_What is expected_. The whole listing needs to be returned exactly as it appears.

_Available records_.
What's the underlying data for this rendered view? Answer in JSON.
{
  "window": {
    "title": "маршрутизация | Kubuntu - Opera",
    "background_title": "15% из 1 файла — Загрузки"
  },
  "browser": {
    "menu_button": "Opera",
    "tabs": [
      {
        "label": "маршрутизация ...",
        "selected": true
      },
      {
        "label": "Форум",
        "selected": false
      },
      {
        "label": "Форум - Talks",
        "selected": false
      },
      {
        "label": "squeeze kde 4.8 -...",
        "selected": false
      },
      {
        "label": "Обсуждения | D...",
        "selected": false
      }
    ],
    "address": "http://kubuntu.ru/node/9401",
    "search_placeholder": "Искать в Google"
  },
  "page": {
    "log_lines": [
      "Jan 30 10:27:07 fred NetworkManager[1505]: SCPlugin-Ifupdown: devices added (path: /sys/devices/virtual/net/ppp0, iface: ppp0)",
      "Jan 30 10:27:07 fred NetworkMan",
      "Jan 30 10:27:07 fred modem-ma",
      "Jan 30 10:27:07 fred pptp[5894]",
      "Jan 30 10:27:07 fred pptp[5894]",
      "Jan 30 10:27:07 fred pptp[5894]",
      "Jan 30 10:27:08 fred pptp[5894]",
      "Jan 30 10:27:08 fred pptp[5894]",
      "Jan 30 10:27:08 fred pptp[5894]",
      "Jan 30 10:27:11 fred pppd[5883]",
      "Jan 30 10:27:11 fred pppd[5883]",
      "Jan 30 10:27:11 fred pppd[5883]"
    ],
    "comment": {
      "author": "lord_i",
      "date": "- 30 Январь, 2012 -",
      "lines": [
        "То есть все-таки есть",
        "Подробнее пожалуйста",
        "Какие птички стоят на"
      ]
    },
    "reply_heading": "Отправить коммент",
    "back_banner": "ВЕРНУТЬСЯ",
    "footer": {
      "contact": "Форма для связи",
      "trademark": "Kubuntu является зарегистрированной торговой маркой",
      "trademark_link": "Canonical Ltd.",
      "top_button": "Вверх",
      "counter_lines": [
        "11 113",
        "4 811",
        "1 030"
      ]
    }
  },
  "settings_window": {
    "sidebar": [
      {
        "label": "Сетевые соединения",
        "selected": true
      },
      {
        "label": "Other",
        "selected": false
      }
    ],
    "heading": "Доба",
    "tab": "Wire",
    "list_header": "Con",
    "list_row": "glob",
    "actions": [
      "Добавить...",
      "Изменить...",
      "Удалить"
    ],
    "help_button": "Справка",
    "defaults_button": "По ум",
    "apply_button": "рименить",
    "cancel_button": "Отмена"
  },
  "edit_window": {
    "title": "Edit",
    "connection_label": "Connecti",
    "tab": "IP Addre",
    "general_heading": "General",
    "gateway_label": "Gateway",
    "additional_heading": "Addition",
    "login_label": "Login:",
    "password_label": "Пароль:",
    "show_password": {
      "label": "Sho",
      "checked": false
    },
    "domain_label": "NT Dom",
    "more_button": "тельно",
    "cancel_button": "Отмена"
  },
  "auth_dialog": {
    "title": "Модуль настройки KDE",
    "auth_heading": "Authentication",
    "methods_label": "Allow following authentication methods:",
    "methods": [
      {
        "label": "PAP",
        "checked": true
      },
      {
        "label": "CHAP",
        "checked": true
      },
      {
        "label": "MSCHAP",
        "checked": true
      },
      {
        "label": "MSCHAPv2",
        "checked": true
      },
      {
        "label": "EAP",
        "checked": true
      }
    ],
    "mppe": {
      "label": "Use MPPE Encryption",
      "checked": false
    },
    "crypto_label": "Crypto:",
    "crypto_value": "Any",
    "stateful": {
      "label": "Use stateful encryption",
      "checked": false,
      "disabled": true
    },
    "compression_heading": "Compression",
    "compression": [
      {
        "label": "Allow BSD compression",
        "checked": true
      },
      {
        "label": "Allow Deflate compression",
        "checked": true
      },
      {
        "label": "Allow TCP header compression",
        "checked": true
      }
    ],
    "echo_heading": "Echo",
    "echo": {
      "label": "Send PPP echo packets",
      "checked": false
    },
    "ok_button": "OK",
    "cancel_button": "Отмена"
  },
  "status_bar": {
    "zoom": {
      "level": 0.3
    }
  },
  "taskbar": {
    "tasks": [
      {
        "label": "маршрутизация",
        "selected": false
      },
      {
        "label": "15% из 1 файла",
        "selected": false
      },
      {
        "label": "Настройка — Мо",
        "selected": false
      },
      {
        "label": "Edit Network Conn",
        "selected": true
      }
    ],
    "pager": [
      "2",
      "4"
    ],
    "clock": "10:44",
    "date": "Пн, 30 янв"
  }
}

_Answer for the task_.
What's the underlying data for this rendered view? Answer in JSON.
{
  "window": {
    "title": "маршрутизация | Kubuntu - Opera",
    "background_title": "15% из 1 файла — Загрузки"
  },
  "browser": {
    "menu_button": "Opera",
    "tabs": [
      {
        "label": "маршрутизация ...",
        "selected": true
      },
      {
        "label": "Форум",
        "selected": false
      },
      {
        "label": "Форум - Talks",
        "selected": false
      },
      {
        "label": "squeeze kde 4.8 -...",
        "selected": false
      },
      {
        "label": "Обсуждения | D...",
        "selected": false
      }
    ],
    "address": "http://kubuntu.ru/node/9401",
    "search_placeholder": "Искать в Google"
  },
  "page": {
    "log_lines": [
      "Jan 30 10:27:07 fred NetworkManager[1505]: SCPlugin-Ifupdown: devices added (path: /sys/devices/virtual/net/ppp0, iface: ppp0)",
      "Jan 30 10:27:07 fred NetworkMan",
      "Jan 30 10:27:07 fred modem-ma",
      "Jan 30 10:27:07 fred pptp[5894]",
      "Jan 30 10:27:07 fred pptp[5894]",
      "Jan 30 10:27:07 fred pptp[5894]",
      "Jan 30 10:27:08 fred pptp[5894]",
      "Jan 30 10:27:08 fred pptp[5894]",
      "Jan 30 10:27:08 fred pptp[5894]",
      "Jan 30 10:27:11 fred pppd[5883]",
      "Jan 30 10:27:11 fred pppd[5883]",
      "Jan 30 10:27:11 fred pppd[5883]"
    ],
    "comment": {
      "author": "lord_i",
      "date": "- 30 Январь, 2012 -",
      "lines": [
        "То есть все-таки есть",
        "Подробнее пожалуйста",
        "Какие птички стоят на"
      ]
    },
    "reply_heading": "Отправить коммент",
    "back_banner": "ВЕРНУТЬСЯ",
    "footer": {
      "contact": "Форма для связи",
      "trademark": "Kubuntu является зарегистрированной торговой маркой",
      "trademark_link": "Canonical Ltd.",
      "top_button": "Вверх",
      "counter_lines": [
        "11 113",
        "4 811",
        "1 030"
      ]
    }
  },
  "settings_window": {
    "sidebar": [
      {
        "label": "Сетевые соединения",
        "selected": true
      },
      {
        "label": "Other",
        "selected": false
      }
    ],
    "heading": "Доба",
    "tab": "Wire",
    "list_header": "Con",
    "list_row": "glob",
    "actions": [
      "Добавить...",
      "Изменить...",
      "Удалить"
    ],
    "help_button": "Справка",
    "defaults_button": "По ум",
    "apply_button": "рименить",
    "cancel_button": "Отмена"
  },
  "edit_window": {
    "title": "Edit",
    "connection_label": "Connecti",
    "tab": "IP Addre",
    "general_heading": "General",
    "gateway_label": "Gateway",
    "additional_heading": "Addition",
    "login_label": "Login:",
    "password_label": "Пароль:",
    "show_password": {
      "label": "Sho",
      "checked": false
    },
    "domain_label": "NT Dom",
    "more_button": "тельно",
    "cancel_button": "Отмена"
  },
  "auth_dialog": {
    "title": "Модуль настройки KDE",
    "auth_heading": "Authentication",
    "methods_label": "Allow following authentication methods:",
    "methods": [
      {
        "label": "PAP",
        "checked": true
      },
      {
        "label": "CHAP",
        "checked": true
      },
      {
        "label": "MSCHAP",
        "checked": true
      },
      {
        "label": "MSCHAPv2",
        "checked": true
      },
      {
        "label": "EAP",
        "checked": true
      }
    ],
    "mppe": {
      "label": "Use MPPE Encryption",
      "checked": false
    },
    "crypto_label": "Crypto:",
    "crypto_value": "Any",
    "stateful": {
      "label": "Use stateful encryption",
      "checked": false,
      "disabled": true
    },
    "compression_heading": "Compression",
    "compression": [
      {
        "label": "Allow BSD compression",
        "checked": true
      },
      {
        "label": "Allow Deflate compression",
        "checked": true
      },
      {
        "label": "Allow TCP header compression",
        "checked": true
      }
    ],
    "echo_heading": "Echo",
    "echo": {
      "label": "Send PPP echo packets",
      "checked": false
    },
    "ok_button": "OK",
    "cancel_button": "Отмена"
  },
  "status_bar": {
    "zoom": {
      "level": 0.3
    }
  },
  "taskbar": {
    "tasks": [
      {
        "label": "маршрутизация",
        "selected": false
      },
      {
        "label": "15% из 1 файла",
        "selected": false
      },
      {
        "label": "Настройка — Мо",
        "selected": false
      },
      {
        "label": "Edit Network Conn",
        "selected": true
      }
    ],
    "pager": [
      "2",
      "4"
    ],
    "clock": "10:44",
    "date": "Пн, 30 янв"
  }
}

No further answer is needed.